### ASSIGNMENT:
Count the lines below that include the word "Gender", then give that number and no other words.

Data entries
· · · · ·
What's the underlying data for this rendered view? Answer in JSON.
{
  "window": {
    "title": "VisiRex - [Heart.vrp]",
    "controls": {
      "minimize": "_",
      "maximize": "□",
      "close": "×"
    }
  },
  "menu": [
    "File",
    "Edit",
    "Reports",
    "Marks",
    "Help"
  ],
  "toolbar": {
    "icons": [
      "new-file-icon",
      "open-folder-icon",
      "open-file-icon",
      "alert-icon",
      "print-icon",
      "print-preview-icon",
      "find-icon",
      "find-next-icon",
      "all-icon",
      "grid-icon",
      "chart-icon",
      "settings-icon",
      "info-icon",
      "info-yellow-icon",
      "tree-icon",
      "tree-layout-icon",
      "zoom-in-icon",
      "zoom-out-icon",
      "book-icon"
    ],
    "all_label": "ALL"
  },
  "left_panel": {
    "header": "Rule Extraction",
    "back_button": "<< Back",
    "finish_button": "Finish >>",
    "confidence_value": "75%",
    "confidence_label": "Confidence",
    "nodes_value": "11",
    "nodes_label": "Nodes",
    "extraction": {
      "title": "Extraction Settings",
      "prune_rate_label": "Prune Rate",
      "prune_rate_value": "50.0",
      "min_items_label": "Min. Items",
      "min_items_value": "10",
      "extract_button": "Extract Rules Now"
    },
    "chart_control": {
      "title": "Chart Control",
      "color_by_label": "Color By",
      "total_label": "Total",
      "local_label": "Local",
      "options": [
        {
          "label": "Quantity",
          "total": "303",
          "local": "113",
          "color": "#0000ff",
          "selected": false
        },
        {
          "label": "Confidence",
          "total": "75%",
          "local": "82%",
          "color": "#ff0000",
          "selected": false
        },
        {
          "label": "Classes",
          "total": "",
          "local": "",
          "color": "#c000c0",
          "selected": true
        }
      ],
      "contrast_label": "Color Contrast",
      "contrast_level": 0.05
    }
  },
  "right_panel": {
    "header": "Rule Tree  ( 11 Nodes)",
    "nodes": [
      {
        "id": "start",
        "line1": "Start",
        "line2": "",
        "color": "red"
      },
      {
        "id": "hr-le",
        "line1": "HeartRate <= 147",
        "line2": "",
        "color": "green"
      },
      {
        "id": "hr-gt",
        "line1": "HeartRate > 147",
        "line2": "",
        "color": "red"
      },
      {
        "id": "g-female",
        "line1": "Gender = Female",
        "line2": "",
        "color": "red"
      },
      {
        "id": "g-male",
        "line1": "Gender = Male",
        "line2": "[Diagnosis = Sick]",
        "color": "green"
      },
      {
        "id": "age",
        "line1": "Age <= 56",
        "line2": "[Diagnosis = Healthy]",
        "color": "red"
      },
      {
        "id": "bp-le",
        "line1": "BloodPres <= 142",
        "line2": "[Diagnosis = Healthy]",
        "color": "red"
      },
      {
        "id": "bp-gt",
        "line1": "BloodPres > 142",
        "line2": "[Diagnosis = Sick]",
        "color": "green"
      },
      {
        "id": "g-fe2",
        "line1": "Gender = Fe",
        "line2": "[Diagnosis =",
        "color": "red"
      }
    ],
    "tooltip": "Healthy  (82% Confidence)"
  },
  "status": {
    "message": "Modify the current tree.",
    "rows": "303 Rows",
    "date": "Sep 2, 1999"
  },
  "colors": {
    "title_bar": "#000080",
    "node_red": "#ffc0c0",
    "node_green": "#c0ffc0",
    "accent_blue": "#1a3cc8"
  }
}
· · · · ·
### WRITTEN ANSWER:
3